Work required:
The whole of the data is to be returned without a single change.

Data for the task:
○ ○ ○ ○ ○ ○ ○
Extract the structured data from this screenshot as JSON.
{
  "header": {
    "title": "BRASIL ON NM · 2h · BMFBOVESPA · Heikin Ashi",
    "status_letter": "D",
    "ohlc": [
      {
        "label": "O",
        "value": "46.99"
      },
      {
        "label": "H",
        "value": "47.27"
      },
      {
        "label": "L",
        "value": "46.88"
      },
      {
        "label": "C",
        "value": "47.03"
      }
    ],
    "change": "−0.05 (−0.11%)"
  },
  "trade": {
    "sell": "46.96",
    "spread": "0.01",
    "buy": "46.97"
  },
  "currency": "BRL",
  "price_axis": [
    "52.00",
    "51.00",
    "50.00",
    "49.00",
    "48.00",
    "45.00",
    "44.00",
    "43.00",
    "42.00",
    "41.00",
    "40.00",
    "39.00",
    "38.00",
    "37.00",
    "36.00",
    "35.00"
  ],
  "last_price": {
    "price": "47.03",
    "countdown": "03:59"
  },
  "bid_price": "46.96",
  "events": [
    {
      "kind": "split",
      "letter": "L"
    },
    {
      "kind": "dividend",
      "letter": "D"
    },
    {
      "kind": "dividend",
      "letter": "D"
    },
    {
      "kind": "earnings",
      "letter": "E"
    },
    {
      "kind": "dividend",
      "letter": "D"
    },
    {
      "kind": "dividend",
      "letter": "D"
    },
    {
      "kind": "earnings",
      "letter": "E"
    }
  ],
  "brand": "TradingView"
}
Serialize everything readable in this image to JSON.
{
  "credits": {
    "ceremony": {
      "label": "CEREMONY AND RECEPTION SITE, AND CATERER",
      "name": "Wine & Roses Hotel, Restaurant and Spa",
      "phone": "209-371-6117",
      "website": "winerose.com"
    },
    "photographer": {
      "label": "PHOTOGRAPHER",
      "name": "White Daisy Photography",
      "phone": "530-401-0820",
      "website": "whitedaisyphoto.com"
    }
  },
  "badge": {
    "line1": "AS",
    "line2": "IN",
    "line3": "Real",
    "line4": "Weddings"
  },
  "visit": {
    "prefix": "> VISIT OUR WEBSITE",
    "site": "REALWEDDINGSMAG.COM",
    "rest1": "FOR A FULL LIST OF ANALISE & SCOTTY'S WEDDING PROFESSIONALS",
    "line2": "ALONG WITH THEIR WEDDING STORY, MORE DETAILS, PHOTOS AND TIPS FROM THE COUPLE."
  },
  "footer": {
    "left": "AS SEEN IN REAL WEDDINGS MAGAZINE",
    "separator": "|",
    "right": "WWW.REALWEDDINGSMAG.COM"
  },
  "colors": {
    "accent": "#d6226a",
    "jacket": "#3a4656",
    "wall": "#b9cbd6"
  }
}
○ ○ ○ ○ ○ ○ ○
Answer below:
Extract the structured data from this screenshot as JSON.
{
  "header": {
    "title": "BRASIL ON NM · 2h · BMFBOVESPA · Heikin Ashi",
    "status_letter": "D",
    "ohlc": [
      {
        "label": "O",
        "value": "46.99"
      },
      {
        "label": "H",
        "value": "47.27"
      },
      {
        "label": "L",
        "value": "46.88"
      },
      {
        "label": "C",
        "value": "47.03"
      }
    ],
    "change": "−0.05 (−0.11%)"
  },
  "trade": {
    "sell": "46.96",
    "spread": "0.01",
    "buy": "46.97"
  },
  "currency": "BRL",
  "price_axis": [
    "52.00",
    "51.00",
    "50.00",
    "49.00",
    "48.00",
    "45.00",
    "44.00",
    "43.00",
    "42.00",
    "41.00",
    "40.00",
    "39.00",
    "38.00",
    "37.00",
    "36.00",
    "35.00"
  ],
  "last_price": {
    "price": "47.03",
    "countdown": "03:59"
  },
  "bid_price": "46.96",
  "events": [
    {
      "kind": "split",
      "letter": "L"
    },
    {
      "kind": "dividend",
      "letter": "D"
    },
    {
      "kind": "dividend",
      "letter": "D"
    },
    {
      "kind": "earnings",
      "letter": "E"
    },
    {
      "kind": "dividend",
      "letter": "D"
    },
    {
      "kind": "dividend",
      "letter": "D"
    },
    {
      "kind": "earnings",
      "letter": "E"
    }
  ],
  "brand": "TradingView"
}
Serialize everything readable in this image to JSON.
{
  "credits": {
    "ceremony": {
      "label": "CEREMONY AND RECEPTION SITE, AND CATERER",
      "name": "Wine & Roses Hotel, Restaurant and Spa",
      "phone": "209-371-6117",
      "website": "winerose.com"
    },
    "photographer": {
      "label": "PHOTOGRAPHER",
      "name": "White Daisy Photography",
      "phone": "530-401-0820",
      "website": "whitedaisyphoto.com"
    }
  },
  "badge": {
    "line1": "AS",
    "line2": "IN",
    "line3": "Real",
    "line4": "Weddings"
  },
  "visit": {
    "prefix": "> VISIT OUR WEBSITE",
    "site": "REALWEDDINGSMAG.COM",
    "rest1": "FOR A FULL LIST OF ANALISE & SCOTTY'S WEDDING PROFESSIONALS",
    "line2": "ALONG WITH THEIR WEDDING STORY, MORE DETAILS, PHOTOS AND TIPS FROM THE COUPLE."
  },
  "footer": {
    "left": "AS SEEN IN REAL WEDDINGS MAGAZINE",
    "separator": "|",
    "right": "WWW.REALWEDDINGSMAG.COM"
  },
  "colors": {
    "accent": "#d6226a",
    "jacket": "#3a4656",
    "wall": "#b9cbd6"
  }
}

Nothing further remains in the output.